=== Available records ===

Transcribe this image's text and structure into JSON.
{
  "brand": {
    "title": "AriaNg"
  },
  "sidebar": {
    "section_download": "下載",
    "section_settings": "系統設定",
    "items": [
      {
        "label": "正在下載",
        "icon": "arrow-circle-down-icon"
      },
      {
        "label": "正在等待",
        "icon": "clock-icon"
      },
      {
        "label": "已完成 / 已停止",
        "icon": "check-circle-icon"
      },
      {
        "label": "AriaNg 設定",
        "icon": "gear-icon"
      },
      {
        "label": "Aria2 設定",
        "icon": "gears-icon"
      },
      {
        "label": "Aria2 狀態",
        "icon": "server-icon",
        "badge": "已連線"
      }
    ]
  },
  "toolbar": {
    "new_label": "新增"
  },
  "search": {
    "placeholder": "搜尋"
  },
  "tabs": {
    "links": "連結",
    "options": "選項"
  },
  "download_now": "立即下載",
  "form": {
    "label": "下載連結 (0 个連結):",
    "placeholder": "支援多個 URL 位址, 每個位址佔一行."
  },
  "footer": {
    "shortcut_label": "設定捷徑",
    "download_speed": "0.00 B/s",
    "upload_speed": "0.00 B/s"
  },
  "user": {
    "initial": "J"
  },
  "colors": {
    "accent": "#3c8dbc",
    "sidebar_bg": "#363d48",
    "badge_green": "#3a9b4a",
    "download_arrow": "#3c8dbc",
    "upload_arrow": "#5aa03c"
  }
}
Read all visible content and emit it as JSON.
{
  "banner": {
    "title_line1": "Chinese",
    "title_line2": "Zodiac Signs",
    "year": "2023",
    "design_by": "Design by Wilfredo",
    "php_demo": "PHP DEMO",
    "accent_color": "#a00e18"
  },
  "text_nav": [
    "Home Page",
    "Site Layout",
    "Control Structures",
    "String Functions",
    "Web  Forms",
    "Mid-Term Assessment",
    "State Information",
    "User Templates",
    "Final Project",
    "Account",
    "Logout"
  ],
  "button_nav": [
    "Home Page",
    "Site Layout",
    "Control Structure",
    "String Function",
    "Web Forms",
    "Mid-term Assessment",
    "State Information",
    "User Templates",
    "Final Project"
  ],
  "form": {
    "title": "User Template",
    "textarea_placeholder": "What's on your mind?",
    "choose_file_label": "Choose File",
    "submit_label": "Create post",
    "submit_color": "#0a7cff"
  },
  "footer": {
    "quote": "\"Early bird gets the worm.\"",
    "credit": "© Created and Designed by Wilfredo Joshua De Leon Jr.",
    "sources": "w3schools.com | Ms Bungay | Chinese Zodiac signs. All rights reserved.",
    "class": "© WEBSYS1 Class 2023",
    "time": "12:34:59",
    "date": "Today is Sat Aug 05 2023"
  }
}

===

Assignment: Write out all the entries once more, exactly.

Result of the task:
Transcribe this image's text and structure into JSON.
{
  "brand": {
    "title": "AriaNg"
  },
  "sidebar": {
    "section_download": "下載",
    "section_settings": "系統設定",
    "items": [
      {
        "label": "正在下載",
        "icon": "arrow-circle-down-icon"
      },
      {
        "label": "正在等待",
        "icon": "clock-icon"
      },
      {
        "label": "已完成 / 已停止",
        "icon": "check-circle-icon"
      },
      {
        "label": "AriaNg 設定",
        "icon": "gear-icon"
      },
      {
        "label": "Aria2 設定",
        "icon": "gears-icon"
      },
      {
        "label": "Aria2 狀態",
        "icon": "server-icon",
        "badge": "已連線"
      }
    ]
  },
  "toolbar": {
    "new_label": "新增"
  },
  "search": {
    "placeholder": "搜尋"
  },
  "tabs": {
    "links": "連結",
    "options": "選項"
  },
  "download_now": "立即下載",
  "form": {
    "label": "下載連結 (0 个連結):",
    "placeholder": "支援多個 URL 位址, 每個位址佔一行."
  },
  "footer": {
    "shortcut_label": "設定捷徑",
    "download_speed": "0.00 B/s",
    "upload_speed": "0.00 B/s"
  },
  "user": {
    "initial": "J"
  },
  "colors": {
    "accent": "#3c8dbc",
    "sidebar_bg": "#363d48",
    "badge_green": "#3a9b4a",
    "download_arrow": "#3c8dbc",
    "upload_arrow": "#5aa03c"
  }
}
Read all visible content and emit it as JSON.
{
  "banner": {
    "title_line1": "Chinese",
    "title_line2": "Zodiac Signs",
    "year": "2023",
    "design_by": "Design by Wilfredo",
    "php_demo": "PHP DEMO",
    "accent_color": "#a00e18"
  },
  "text_nav": [
    "Home Page",
    "Site Layout",
    "Control Structures",
    "String Functions",
    "Web  Forms",
    "Mid-Term Assessment",
    "State Information",
    "User Templates",
    "Final Project",
    "Account",
    "Logout"
  ],
  "button_nav": [
    "Home Page",
    "Site Layout",
    "Control Structure",
    "String Function",
    "Web Forms",
    "Mid-term Assessment",
    "State Information",
    "User Templates",
    "Final Project"
  ],
  "form": {
    "title": "User Template",
    "textarea_placeholder": "What's on your mind?",
    "choose_file_label": "Choose File",
    "submit_label": "Create post",
    "submit_color": "#0a7cff"
  },
  "footer": {
    "quote": "\"Early bird gets the worm.\"",
    "credit": "© Created and Designed by Wilfredo Joshua De Leon Jr.",
    "sources": "w3schools.com | Ms Bungay | Chinese Zodiac signs. All rights reserved.",
    "class": "© WEBSYS1 Class 2023",
    "time": "12:34:59",
    "date": "Today is Sat Aug 05 2023"
  }
}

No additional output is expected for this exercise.